Wine can be intimidating and we winemakers are not making it easier for people.
Many restaurant wine lists read like War and Peace while retail shelves stacked with confusing bottles can stretch for hundreds of metres. There are grape varieties with obscure names and bottle labels featuring all manner of critters and criminals.
Then there are the bottle sizes. Why are we so fixated on the 750ml bottle? Sure, there's still a lake of wine sold in boxes, and a handful of piccolos and magnums, but the dominant package for wine is 750ml.

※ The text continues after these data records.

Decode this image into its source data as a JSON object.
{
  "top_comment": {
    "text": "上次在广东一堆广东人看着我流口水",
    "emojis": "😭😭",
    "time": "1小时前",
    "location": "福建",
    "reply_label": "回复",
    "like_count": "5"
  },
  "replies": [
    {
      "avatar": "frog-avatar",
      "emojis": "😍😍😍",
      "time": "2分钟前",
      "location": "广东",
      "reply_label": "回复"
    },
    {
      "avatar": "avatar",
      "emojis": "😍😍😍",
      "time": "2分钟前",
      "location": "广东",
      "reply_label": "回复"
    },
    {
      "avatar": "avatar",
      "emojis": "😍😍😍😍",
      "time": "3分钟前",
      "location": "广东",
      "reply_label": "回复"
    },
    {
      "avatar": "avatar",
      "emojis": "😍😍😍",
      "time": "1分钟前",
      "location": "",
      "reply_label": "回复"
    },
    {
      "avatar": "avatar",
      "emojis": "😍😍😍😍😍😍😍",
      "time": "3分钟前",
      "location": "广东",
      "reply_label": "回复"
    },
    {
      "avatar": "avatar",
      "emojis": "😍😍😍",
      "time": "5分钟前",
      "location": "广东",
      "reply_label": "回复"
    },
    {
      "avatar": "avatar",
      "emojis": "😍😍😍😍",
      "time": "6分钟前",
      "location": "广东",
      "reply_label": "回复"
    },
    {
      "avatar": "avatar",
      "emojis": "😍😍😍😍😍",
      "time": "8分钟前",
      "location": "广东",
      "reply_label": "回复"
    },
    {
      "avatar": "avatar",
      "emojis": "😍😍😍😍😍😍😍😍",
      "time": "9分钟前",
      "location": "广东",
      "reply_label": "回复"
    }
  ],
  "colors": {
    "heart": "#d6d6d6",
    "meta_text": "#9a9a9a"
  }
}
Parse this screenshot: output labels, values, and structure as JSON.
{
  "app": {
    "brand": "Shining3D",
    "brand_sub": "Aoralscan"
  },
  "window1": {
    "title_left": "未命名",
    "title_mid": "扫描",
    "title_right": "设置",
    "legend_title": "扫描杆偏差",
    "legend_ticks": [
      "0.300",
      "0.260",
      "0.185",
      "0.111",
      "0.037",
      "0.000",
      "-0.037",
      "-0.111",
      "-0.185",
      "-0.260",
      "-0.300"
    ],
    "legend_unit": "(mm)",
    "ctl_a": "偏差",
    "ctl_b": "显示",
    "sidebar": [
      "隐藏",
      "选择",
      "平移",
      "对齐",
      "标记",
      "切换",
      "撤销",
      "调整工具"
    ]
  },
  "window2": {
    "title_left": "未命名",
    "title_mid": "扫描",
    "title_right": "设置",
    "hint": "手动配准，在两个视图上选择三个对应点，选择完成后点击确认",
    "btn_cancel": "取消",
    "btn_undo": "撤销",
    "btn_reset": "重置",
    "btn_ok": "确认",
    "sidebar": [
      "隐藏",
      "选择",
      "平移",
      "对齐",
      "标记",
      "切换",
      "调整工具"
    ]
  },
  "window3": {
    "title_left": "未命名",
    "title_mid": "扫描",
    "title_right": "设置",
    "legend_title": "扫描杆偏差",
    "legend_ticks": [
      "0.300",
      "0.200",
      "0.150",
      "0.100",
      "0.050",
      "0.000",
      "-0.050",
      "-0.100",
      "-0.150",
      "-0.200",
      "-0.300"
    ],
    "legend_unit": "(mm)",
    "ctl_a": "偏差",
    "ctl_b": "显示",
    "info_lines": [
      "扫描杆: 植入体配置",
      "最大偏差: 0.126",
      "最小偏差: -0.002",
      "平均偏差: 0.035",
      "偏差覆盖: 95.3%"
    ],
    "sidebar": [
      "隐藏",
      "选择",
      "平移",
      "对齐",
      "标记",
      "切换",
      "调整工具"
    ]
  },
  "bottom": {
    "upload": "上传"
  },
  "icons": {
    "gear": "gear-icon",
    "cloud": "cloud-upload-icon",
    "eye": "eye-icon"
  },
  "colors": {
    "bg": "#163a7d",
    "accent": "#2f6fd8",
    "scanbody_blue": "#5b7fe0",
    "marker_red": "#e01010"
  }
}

It's hardly the ideal serving size. There are at least seven standard drinks of wine in a 750ml bottle – more than the recommended daily dose for two discerning drinkers. It's perfect for four people, but how often have you cracked a chardonnay for a midweek glass and wound up with an unfinished bottle of oxidised wine a couple of days later?
It's time to unpack the baggage of tradition and embrace great wines delivered in new ways.
For too long there's been a general sense that great wine only comes in bottles and a wine offered in any other package was inferior. It's the same mentality that kept faulty corks in bottles for years after the advent of quality screw caps.
I'm not saying that the standard bottle will ever be completely replaced – I love it as much as the next wino. But there are times when the format doesn't cut it.
For most venues, 750ml bottles are a poor service format. Rather than squeezing five glasses out of a bottle and hoping it sells quickly enough to minimise waste, bars now have the option of tap wine.
Starting with a handful of wine producers and venues a few years ago, draught wine can now be found everywhere from suburban pubs to fine-dining restaurants.
The benefits to venues are clear: fresh wine, less waste, reduced storage space and a lightweight recyclable keg rather than heavy glass.
At our Yarra Valley winery and cellar door, Innocent Bystander, we have embraced tap wine, with eight of our wines poured from "KeyKegs".
Our visitors love it too. No longer constrained by the "glass or bottle?" decision, they can order a tasting flight or one-litre carafe to suit the group and occasion.
And what if you want to enjoy a single glass of wine at home or in the great outdoors? The risk of wasting good wine – knowing you'll only have one glass – has left many bottles unopened and wallowing in the cupboard.
That's where canned wine is now making an impression. Cans don't exactly scream quality craftsmanship (although our craft beer friends may disagree), but the wine, in most cases, is the same as anything in a bottle.
If producers want wine drinkers to enjoy the fruits of our labour, as and when it suits them, then we have to consider ways we can make great wines available to suit all occasions.
We shouldn't have to sell it in a bottle just because that's "the way things are done".
Mat Janes is general manager of Innocent Bystander, Healesville, Victoria.